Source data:
--- START ---

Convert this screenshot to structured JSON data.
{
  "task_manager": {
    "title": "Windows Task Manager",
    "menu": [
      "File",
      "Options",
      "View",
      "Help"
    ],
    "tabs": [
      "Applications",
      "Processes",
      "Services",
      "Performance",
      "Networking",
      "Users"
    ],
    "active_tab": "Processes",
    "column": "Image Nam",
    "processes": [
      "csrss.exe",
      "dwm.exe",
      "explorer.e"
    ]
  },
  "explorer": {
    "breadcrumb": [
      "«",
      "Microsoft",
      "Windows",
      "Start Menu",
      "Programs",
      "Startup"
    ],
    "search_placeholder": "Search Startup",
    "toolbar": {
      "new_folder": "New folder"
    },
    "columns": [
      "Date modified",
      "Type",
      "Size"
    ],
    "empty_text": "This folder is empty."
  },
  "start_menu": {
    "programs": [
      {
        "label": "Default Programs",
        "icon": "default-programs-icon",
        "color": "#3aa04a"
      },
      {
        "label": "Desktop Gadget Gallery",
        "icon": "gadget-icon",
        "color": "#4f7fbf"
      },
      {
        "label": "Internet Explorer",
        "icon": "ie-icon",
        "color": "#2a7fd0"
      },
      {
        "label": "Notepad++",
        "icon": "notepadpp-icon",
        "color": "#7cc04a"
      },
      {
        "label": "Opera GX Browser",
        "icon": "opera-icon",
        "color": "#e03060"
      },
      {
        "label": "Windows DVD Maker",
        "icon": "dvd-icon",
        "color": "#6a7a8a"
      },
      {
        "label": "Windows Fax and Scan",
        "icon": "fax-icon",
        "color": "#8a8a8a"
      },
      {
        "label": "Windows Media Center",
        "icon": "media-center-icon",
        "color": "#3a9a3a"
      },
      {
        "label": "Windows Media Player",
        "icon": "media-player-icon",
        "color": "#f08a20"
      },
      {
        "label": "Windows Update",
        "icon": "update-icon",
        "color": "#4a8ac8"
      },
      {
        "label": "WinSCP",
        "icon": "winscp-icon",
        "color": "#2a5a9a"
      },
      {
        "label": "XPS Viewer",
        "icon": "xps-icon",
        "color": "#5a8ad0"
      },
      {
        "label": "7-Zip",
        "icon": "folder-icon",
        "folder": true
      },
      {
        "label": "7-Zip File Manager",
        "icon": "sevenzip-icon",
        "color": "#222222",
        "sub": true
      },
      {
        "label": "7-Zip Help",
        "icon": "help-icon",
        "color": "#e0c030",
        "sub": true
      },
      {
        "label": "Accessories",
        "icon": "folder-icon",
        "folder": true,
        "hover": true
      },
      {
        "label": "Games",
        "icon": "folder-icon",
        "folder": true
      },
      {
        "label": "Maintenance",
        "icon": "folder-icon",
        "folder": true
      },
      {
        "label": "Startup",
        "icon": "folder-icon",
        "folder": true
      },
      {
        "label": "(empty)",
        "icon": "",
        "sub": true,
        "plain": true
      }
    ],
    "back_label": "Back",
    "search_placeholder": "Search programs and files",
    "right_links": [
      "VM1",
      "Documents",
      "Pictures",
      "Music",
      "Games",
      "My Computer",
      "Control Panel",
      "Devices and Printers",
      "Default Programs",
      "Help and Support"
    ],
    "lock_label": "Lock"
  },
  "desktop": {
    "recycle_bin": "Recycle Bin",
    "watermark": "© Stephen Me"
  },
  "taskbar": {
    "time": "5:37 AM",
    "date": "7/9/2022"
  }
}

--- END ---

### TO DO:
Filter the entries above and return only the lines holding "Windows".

### EXPECTED ANSWER:
    "title": "Windows Task Manager",
      "Windows",
        "label": "Windows DVD Maker",
        "label": "Windows Fax and Scan",
        "label": "Windows Media Center",
        "label": "Windows Media Player",
        "label": "Windows Update",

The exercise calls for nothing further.